While the Peleleu Fleet was being constructed in Hilo, in his home district of Kohala, Pai`ea Kamehameha had ordered the establishment of a shipyard complete with forges and blacksmiths. There, Hawaiian and haole shipwrights constructed between 20 and 30 European style vessels of between 20 and 25 ton burthen. As the Peleleu Fleet reached the Alenuihāhā Channel the western-style ships were launched. In 1802, the massive fleet landed at Maui for staging. After a year of sea trials, training, and staging, the fleet, with nearly 8,000 trained warrior-seamen launched for O`ahu.

Final staging would be held on O`ahu. Pai`ea Kamehameha planned to throw the entire might of his military forces against Kaumuali`i, the Ali`i Nui of Kauai and Ni`ihau, the last remaining independent ruling chief in the Hawaiian Islands.

In 1804, while staging the fleet on O`ahu, disaster struck, and Pai`ea Kamehamehaʻs forces were devastated by cholera. The plan to invade Kauai was abandoned.

At last, in 1809, fearing that as separate kingdoms the islands would be overwhelmed by the larger and aggressively expanding Western nations, Kaumuali`i traveled to O`ahu to formally join the northern islands to the southern as a tributary kingdom. The entire chain was now one nation under Pai`ea Kamehameha.

Pai`ea Kamehameha maintained his seat of government on O`ahu for the next three years, but in 1812 decided to return to the island of his birth. Settling at Kamakahonu in Kailua-Kona, he ruled over his kingdom. He turned his skills in managing warfare to managing diplomatic affairs.


Appox 1758 – Pai`ea born, taken to Waipi`o

Approx 1760 – Pai`eaʻs father dies in Hilo

Approx 1763 – Pai`ea taken to court of Kalaniopu`u at Kailua, Hawai`i.

Approx 1770 – Pai`ea overturns Pōhaku Naha

1779 – Pai`ea meets Capt. James Cook

1781 – Kalaniopu`u dies

1782 – Pai`ea engages in open rebellion

1783 – Fishermen attacked

1792 – Pu`ukohoa Heiau consecrated with body of Keōuakū`ahu`ula
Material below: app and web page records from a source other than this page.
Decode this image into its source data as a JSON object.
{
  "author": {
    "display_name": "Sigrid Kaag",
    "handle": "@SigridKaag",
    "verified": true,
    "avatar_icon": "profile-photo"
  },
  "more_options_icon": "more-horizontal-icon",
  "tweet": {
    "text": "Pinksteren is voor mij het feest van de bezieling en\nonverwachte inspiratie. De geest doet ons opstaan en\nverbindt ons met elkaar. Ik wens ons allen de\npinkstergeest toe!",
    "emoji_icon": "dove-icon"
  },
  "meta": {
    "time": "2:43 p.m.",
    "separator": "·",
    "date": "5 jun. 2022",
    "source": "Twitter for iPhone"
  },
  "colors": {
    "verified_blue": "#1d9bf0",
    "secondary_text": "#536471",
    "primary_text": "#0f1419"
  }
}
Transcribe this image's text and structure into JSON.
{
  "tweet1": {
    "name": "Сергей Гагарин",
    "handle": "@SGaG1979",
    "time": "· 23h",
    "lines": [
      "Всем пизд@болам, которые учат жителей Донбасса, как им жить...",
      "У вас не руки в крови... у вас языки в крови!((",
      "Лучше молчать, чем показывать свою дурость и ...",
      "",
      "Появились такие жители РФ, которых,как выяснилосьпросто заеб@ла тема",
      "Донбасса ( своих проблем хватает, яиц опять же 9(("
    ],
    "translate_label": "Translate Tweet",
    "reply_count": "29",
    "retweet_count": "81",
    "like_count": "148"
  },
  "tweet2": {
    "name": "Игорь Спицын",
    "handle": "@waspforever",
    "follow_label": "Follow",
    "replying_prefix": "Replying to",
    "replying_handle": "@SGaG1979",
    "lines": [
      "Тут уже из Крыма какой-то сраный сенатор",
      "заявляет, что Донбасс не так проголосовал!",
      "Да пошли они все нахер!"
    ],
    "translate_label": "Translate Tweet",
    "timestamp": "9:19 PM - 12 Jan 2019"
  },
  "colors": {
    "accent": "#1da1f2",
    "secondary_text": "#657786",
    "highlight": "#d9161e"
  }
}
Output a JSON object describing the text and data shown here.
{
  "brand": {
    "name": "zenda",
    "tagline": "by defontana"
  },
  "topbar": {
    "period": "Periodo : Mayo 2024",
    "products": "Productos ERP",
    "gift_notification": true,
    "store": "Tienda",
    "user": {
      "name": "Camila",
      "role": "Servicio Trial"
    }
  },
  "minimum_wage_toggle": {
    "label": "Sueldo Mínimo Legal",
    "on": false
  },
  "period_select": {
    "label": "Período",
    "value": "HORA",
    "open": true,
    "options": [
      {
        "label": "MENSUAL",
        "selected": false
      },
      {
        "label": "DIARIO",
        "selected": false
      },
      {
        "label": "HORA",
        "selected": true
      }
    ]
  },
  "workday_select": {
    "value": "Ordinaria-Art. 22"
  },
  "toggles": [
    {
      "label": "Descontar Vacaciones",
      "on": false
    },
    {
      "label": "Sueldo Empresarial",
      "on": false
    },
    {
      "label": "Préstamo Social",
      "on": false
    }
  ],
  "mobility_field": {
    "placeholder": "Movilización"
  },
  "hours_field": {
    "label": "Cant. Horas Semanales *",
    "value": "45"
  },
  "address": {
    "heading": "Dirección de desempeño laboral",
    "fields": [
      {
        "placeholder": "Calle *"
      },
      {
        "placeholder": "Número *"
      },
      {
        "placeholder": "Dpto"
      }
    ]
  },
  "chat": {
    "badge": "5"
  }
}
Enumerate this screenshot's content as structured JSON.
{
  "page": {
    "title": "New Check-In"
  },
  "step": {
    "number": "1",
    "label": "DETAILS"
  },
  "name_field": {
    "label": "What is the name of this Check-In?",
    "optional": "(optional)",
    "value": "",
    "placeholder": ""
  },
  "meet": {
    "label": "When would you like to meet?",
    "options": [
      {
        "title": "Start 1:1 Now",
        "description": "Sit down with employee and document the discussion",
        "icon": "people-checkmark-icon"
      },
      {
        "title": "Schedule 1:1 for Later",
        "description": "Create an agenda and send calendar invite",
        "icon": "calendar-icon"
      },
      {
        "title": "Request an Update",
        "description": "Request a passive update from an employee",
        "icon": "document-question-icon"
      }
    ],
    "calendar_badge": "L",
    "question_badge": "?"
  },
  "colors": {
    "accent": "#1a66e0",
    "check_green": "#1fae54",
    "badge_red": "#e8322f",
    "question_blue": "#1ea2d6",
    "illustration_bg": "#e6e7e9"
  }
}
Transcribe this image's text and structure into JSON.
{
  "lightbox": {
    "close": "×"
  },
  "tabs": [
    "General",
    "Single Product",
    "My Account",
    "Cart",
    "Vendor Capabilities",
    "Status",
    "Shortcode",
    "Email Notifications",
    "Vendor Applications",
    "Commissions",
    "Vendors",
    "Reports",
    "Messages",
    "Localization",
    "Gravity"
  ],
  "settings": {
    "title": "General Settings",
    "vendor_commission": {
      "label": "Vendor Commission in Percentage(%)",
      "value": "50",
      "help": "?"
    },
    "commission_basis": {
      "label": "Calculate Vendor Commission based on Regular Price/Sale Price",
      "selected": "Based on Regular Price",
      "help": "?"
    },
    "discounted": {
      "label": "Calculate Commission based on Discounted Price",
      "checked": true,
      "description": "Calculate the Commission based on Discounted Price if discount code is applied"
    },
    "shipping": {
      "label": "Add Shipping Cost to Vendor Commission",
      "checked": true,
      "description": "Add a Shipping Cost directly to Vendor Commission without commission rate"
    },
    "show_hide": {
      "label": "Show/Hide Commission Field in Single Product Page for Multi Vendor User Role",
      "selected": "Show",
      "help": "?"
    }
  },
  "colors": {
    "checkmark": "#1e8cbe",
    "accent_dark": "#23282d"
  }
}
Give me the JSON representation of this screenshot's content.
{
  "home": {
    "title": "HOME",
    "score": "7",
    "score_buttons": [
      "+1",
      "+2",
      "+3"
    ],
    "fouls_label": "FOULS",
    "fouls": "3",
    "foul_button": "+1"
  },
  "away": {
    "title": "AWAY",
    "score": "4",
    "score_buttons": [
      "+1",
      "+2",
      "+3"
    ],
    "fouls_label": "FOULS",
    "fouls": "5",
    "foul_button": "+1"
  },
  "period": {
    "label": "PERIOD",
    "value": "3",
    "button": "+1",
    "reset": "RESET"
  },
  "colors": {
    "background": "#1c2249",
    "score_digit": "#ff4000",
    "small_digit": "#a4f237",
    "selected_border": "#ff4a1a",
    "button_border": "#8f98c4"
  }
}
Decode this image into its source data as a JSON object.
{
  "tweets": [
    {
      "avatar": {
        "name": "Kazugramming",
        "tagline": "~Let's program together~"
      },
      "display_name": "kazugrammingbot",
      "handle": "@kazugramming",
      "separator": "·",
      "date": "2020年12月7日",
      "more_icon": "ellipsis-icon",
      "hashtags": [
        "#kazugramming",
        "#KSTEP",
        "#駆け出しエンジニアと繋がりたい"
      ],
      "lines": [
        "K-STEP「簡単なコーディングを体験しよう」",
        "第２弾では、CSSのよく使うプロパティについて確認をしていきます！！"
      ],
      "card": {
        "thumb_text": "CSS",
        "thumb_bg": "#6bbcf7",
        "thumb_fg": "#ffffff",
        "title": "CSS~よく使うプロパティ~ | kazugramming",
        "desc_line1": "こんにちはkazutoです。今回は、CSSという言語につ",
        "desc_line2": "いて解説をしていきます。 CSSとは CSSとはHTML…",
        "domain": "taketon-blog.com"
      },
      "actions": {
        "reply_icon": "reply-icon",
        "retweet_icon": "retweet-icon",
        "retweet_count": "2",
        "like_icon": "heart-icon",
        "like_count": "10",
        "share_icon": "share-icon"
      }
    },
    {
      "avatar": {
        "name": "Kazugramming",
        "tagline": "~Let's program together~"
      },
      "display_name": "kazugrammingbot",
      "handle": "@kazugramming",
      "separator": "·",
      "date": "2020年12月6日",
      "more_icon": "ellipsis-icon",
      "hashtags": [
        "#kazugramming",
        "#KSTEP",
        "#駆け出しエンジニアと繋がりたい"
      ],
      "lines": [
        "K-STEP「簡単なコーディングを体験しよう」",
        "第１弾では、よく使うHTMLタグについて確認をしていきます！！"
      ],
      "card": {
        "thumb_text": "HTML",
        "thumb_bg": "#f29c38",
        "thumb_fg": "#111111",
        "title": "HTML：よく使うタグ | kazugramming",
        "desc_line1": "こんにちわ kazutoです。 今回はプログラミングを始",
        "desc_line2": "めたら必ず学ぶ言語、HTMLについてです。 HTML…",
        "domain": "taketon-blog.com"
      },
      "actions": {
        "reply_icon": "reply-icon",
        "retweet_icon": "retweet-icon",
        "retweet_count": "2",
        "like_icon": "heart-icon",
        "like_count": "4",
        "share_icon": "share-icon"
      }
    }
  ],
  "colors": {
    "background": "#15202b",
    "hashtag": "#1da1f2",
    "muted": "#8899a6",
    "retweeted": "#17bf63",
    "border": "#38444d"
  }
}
1794 – Pai`ea Kamehameha celebrates Makahiki at Moku Ola, Hilo. Hilo begins to function as base of operations

1796 – Pai`ea Kamehameha moves full-time to Hilo, starts building Peleleu Fleet

1797 – Keōpūolani gives birth in Hilo to Pai`ea Kamehameha’s highest ranking son,  Liholiho (Kamehameha II)

1797 – Kānāwai Māmalahoe proclaimed

1801 – Hualalai erupts, Pai`ea Kamehameha, his wives, and Hilo Ali`i Ululani travel to the eruption to make offerings

1802 – Peleleu fleet sails for Maui

1804 – Plans to invade Kauai abandoned

1809 – Kaumuali`i and Kamehameha unite their kingdoms

1812 – Kamehameha returns to Moku Hawai`i

1819 – Pai`ea Kamehameha dies, Liholiho becomes Mō`ī

Below are some Hilo-related things we recommend: